The body of the people must have this true representative security placed some where in the nation. And in the United States, or in any extended empire, I am fully persuaded [it] can be placed no where, but in the forms of a federal republic, where we can divide and place it in several state or district legislatures, giving the people in these the means of opposing heavy internal taxes and oppressive measures in the proper stages. A great empire contains the amities and animosities of a world within itself. We are not like the people of England, one people compactly settled on a small island, with a great city filled with frugal merchants, serving as a common centre of liberty and union. We are dispersed, and it is impracticable for any but the few to assemble in one place. The few must be watched, checked, and often resisted. Tyranny has ever shown a predilection to be in close amity with them, or the one man. Drive it from kings and it flies to senators, to decemviri, to dictators, to tribunes, to popular leaders, to military chiefs, etc.
De Lolme well observes, that in societies, laws which were to be equal to all are soon warped to the private interests of the administrators, and made to defend the usurpations of a few. The English, who had tasted the sweets of equal laws, were aware of this, and though they restored their king, they carefully delegated to parliament the advocates of freedom.

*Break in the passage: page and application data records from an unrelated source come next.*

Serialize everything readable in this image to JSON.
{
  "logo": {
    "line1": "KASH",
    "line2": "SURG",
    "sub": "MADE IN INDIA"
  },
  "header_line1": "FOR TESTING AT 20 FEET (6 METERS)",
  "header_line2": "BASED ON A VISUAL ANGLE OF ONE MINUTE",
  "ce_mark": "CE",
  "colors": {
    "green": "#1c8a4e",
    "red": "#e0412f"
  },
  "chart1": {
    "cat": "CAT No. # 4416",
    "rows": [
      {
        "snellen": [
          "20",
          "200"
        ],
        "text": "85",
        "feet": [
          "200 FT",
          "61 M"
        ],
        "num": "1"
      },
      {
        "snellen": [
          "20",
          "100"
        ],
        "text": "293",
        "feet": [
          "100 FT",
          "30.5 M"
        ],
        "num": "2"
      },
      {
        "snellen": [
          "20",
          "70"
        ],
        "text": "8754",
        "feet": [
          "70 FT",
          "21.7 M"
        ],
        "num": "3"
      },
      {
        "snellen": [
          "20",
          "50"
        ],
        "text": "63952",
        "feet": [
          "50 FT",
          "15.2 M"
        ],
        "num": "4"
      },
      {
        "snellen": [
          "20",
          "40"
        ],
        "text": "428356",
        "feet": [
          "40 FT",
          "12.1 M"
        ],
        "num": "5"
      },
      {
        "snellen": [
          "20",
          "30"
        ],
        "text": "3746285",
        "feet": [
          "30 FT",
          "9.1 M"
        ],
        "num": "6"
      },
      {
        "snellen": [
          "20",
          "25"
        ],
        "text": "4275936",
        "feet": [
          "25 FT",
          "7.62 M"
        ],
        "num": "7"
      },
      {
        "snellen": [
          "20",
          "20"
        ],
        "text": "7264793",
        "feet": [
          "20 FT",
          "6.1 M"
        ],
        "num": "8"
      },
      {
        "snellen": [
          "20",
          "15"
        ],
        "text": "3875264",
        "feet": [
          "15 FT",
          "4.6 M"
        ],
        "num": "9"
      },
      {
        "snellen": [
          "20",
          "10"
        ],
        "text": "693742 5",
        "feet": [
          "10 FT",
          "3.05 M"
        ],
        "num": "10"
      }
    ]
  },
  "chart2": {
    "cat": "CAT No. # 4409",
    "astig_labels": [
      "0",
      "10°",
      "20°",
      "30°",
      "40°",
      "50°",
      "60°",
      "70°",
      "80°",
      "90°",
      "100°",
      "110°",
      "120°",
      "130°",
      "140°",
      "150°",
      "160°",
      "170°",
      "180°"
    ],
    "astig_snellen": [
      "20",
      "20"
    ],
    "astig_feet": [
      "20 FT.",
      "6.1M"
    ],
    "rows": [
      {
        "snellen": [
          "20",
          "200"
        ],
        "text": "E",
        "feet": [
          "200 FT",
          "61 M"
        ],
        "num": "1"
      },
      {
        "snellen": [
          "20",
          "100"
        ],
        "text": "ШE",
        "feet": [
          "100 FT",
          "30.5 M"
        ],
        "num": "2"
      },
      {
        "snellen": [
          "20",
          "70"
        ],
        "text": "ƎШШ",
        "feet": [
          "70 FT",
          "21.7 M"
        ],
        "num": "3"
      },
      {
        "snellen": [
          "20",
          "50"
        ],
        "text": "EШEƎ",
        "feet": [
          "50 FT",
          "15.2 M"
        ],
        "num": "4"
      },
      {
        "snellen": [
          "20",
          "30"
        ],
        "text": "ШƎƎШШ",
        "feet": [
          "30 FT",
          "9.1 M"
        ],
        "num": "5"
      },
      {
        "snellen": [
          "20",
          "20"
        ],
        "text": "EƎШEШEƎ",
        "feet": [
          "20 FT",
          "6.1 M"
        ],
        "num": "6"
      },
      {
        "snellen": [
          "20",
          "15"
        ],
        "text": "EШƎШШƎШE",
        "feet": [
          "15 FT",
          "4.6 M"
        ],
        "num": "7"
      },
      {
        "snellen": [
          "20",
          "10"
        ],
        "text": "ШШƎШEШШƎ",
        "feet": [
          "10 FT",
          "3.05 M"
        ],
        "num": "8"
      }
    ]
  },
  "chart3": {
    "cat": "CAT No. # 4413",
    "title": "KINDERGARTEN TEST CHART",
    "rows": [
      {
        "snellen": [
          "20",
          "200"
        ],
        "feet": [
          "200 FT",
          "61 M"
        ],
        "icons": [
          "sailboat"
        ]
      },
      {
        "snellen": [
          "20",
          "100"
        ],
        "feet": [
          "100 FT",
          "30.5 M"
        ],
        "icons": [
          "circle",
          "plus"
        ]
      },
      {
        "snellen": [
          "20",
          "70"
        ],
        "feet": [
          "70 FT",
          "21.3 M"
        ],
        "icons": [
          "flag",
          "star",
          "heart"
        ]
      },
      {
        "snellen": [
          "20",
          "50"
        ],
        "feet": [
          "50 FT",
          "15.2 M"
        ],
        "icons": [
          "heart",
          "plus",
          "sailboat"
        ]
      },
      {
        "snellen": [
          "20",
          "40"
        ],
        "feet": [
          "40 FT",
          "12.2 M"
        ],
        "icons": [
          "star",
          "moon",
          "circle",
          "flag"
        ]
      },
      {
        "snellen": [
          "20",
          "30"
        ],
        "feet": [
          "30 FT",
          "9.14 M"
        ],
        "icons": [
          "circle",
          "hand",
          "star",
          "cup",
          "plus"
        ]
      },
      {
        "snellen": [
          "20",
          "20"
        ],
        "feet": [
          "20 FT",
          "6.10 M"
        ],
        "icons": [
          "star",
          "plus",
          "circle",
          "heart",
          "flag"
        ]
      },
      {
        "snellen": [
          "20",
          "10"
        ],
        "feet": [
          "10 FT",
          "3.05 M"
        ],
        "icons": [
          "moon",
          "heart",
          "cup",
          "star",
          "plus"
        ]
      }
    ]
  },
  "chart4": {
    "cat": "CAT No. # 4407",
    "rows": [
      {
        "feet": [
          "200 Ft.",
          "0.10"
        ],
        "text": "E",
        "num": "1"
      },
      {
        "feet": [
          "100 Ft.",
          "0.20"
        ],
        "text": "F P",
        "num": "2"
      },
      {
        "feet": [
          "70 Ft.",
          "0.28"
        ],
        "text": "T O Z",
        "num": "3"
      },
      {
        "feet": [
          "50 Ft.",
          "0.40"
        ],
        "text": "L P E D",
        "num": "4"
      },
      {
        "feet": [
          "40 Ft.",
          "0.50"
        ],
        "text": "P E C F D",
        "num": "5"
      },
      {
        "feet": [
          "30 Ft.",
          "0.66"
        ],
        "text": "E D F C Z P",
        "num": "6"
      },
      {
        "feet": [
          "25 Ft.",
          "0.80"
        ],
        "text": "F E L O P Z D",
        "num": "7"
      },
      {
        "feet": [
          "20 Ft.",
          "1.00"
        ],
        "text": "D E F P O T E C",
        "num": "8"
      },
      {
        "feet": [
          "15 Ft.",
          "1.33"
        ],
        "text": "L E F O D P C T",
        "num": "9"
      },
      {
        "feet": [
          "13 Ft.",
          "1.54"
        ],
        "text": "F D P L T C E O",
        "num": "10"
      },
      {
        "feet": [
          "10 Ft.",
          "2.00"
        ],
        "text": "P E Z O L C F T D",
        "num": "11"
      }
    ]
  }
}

I have often lately heard it observed that it will do very well for a people to make a constitution and ordain that at stated periods they will choose, in a certain manner, a first magistrate, a given number of senators and representatives, and let them have all power to do as they please. This doctrine, however it may do for a small republic-as Connecticut, for instance, where the people may choose so many senators and representatives to assemble in the legislature, [representing] in an eminent degree, the interests, the views, feelings, and genuine sentiments of the people themselves – can never be admitted in an extensive country. And when this power is lodged in the hands of a few, not to limit the few is but one step short of giving absolute power to one man. In a numerous representation the abuse of power is a common injury, and has no temptation; among the few, the abuse of power may often operate to the private emolument of those who abuse it.
THE FEDERAL FARMER